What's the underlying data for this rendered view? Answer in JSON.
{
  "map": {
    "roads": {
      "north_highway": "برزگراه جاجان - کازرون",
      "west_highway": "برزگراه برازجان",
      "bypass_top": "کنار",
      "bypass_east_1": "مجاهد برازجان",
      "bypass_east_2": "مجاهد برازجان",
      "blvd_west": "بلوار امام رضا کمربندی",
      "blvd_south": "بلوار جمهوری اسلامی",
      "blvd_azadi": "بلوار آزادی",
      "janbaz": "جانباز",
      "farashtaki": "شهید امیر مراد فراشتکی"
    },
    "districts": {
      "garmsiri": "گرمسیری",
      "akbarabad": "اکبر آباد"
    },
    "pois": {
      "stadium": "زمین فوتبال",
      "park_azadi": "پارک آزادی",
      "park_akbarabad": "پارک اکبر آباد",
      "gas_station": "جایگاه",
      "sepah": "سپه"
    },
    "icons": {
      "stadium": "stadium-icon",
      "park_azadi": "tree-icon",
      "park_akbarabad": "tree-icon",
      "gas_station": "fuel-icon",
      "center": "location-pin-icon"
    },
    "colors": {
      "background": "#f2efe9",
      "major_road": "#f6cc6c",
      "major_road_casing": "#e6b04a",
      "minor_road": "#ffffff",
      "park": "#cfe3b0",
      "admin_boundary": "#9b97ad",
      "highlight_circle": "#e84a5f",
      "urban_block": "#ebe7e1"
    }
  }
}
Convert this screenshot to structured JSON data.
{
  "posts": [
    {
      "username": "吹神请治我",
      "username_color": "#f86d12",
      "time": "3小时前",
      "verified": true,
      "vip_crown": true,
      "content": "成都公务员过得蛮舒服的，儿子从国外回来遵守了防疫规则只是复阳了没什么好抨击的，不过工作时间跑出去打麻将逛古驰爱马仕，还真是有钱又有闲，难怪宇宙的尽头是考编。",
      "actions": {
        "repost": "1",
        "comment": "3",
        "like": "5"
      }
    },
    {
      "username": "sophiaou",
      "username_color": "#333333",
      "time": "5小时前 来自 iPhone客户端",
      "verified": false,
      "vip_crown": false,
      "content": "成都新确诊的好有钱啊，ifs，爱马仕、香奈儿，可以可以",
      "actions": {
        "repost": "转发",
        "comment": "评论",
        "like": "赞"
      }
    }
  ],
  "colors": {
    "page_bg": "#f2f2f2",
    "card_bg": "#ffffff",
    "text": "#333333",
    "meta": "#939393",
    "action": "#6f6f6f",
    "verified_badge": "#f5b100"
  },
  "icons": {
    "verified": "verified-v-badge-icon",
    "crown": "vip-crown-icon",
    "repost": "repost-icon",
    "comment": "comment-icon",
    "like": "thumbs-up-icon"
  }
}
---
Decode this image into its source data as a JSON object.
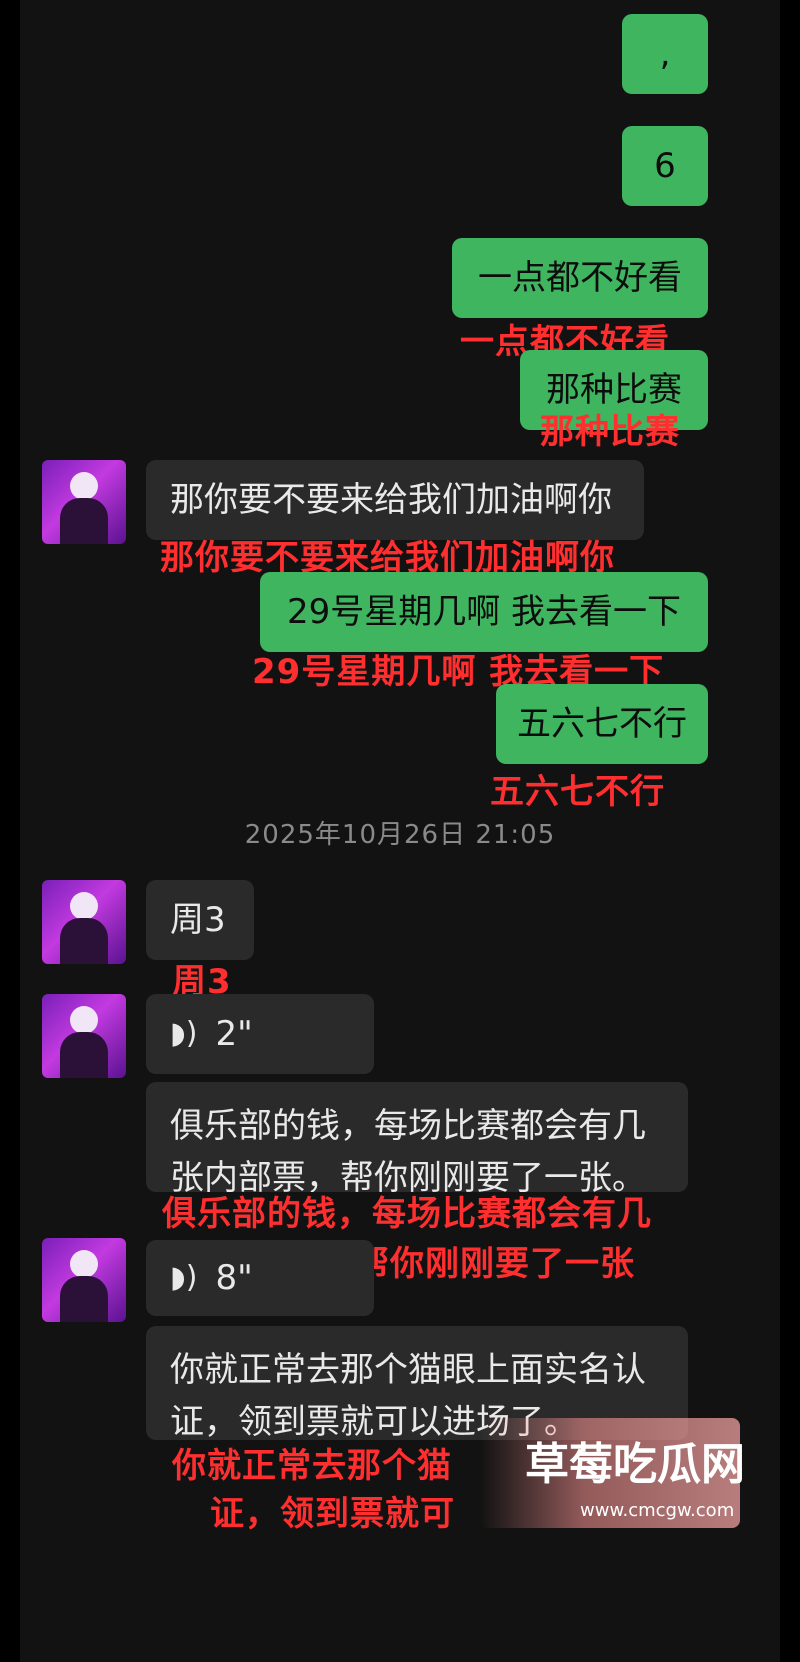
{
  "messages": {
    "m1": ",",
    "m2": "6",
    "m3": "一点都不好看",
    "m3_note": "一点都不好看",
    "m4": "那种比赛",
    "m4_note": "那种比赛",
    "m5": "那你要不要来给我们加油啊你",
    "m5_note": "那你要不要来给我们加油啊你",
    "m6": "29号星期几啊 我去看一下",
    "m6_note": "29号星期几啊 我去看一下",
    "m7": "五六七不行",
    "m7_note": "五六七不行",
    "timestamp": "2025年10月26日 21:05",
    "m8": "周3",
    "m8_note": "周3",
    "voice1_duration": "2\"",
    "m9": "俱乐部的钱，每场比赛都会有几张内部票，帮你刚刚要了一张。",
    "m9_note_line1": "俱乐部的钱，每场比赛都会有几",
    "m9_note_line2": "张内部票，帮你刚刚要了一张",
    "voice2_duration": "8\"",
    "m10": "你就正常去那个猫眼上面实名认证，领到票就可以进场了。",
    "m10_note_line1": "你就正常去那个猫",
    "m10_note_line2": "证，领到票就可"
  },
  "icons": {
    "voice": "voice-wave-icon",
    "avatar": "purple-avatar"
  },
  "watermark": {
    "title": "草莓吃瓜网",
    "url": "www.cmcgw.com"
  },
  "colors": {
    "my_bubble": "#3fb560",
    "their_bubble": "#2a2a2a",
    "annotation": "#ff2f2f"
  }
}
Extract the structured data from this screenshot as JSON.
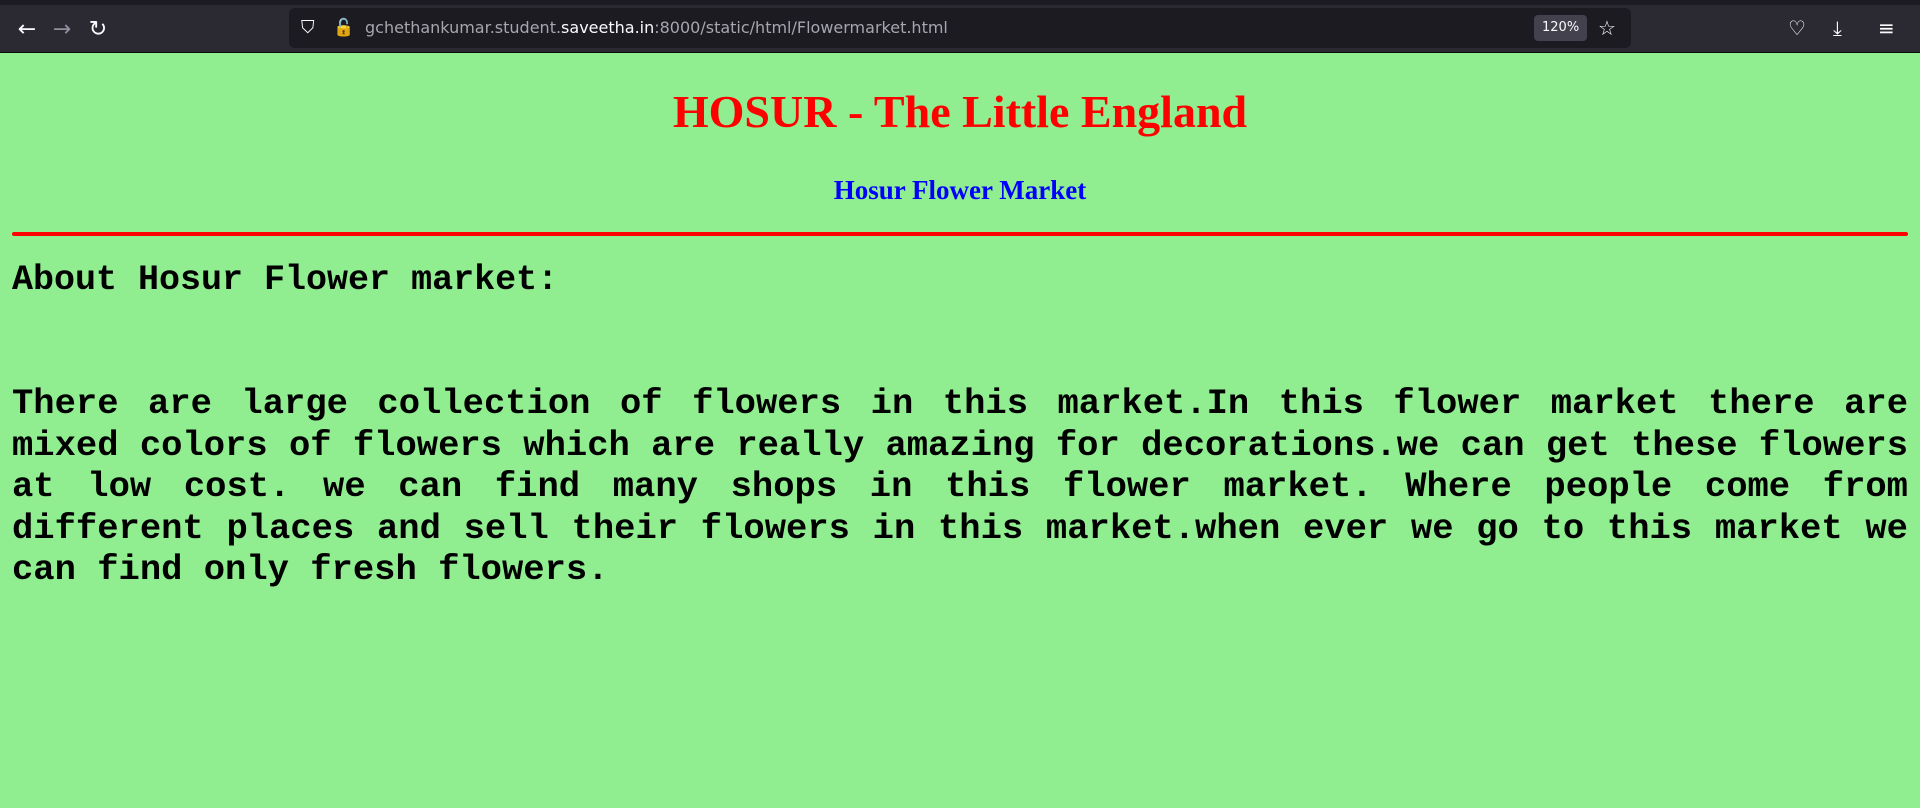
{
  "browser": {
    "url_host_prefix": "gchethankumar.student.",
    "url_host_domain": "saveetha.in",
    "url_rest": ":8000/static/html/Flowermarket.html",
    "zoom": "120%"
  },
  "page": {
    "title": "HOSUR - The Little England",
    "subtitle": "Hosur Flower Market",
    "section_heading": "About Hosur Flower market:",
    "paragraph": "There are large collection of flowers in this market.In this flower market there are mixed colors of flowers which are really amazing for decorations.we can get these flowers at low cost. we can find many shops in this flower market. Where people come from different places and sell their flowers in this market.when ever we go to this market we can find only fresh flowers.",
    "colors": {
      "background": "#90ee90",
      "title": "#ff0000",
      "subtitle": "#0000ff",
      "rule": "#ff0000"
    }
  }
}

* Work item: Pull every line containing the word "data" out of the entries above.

* Exercise result:
What's the underlying data for this rendered view? Answer in JSON.
Convert this screenshot to structured JSON data.
Decode this image into its source data as a JSON object.
Extract the structured data from this screenshot as JSON.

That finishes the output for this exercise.